*EXERCISE OBJECTIVE*:
Return all the lines below in which the string "html" appears.

*RECORD EXCERPTS*:

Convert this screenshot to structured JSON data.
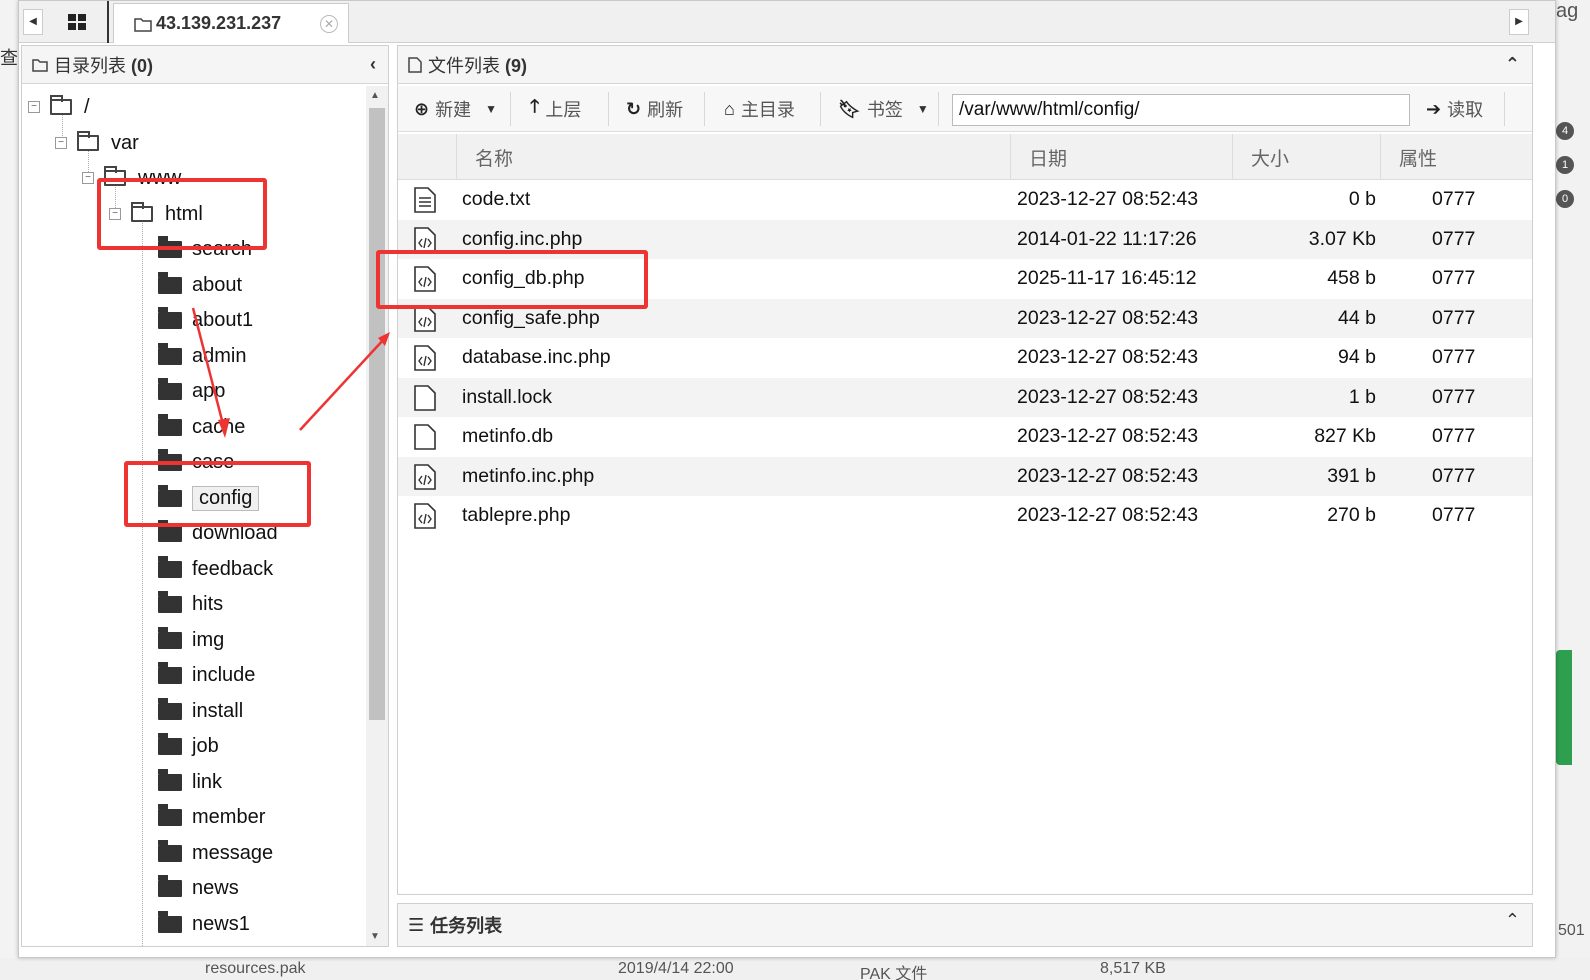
{
  "tabs": {
    "active_label": "43.139.231.237"
  },
  "left_panel": {
    "title": "目录列表",
    "count": "(0)"
  },
  "tree": {
    "root": "/",
    "var": "var",
    "www": "www",
    "html": "html",
    "folders": [
      "search",
      "about",
      "about1",
      "admin",
      "app",
      "cache",
      "case",
      "config",
      "download",
      "feedback",
      "hits",
      "img",
      "include",
      "install",
      "job",
      "link",
      "member",
      "message",
      "news",
      "news1"
    ],
    "selected": "config"
  },
  "right_panel": {
    "title": "文件列表",
    "count": "(9)"
  },
  "toolbar": {
    "new_label": "新建",
    "up_label": "上层",
    "refresh_label": "刷新",
    "home_label": "主目录",
    "bookmark_label": "书签",
    "path_value": "/var/www/html/config/",
    "read_label": "读取"
  },
  "table": {
    "columns": [
      "名称",
      "日期",
      "大小",
      "属性"
    ],
    "rows": [
      {
        "name": "code.txt",
        "date": "2023-12-27 08:52:43",
        "size": "0 b",
        "perm": "0777",
        "icon": "text-file-icon"
      },
      {
        "name": "config.inc.php",
        "date": "2014-01-22 11:17:26",
        "size": "3.07 Kb",
        "perm": "0777",
        "icon": "code-file-icon"
      },
      {
        "name": "config_db.php",
        "date": "2025-11-17 16:45:12",
        "size": "458 b",
        "perm": "0777",
        "icon": "code-file-icon"
      },
      {
        "name": "config_safe.php",
        "date": "2023-12-27 08:52:43",
        "size": "44 b",
        "perm": "0777",
        "icon": "code-file-icon"
      },
      {
        "name": "database.inc.php",
        "date": "2023-12-27 08:52:43",
        "size": "94 b",
        "perm": "0777",
        "icon": "code-file-icon"
      },
      {
        "name": "install.lock",
        "date": "2023-12-27 08:52:43",
        "size": "1 b",
        "perm": "0777",
        "icon": "blank-file-icon"
      },
      {
        "name": "metinfo.db",
        "date": "2023-12-27 08:52:43",
        "size": "827 Kb",
        "perm": "0777",
        "icon": "blank-file-icon"
      },
      {
        "name": "metinfo.inc.php",
        "date": "2023-12-27 08:52:43",
        "size": "391 b",
        "perm": "0777",
        "icon": "code-file-icon"
      },
      {
        "name": "tablepre.php",
        "date": "2023-12-27 08:52:43",
        "size": "270 b",
        "perm": "0777",
        "icon": "code-file-icon"
      }
    ]
  },
  "task_panel": {
    "title": "任务列表"
  },
  "background": {
    "right_top_text": "ag",
    "left_text": "查看",
    "badges": [
      "4",
      "1",
      "0"
    ],
    "bottom_name": "resources.pak",
    "bottom_date": "2019/4/14 22:00",
    "bottom_type": "PAK 文件",
    "bottom_size": "8,517 KB",
    "right_bottom_text": "501"
  },
  "colors": {
    "annotation_red": "#ee3333",
    "alt_row": "#f3f3f3"
  }
}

*TASK RESULT*:
    "html": "html",
    "path_value": "/var/www/html/config/",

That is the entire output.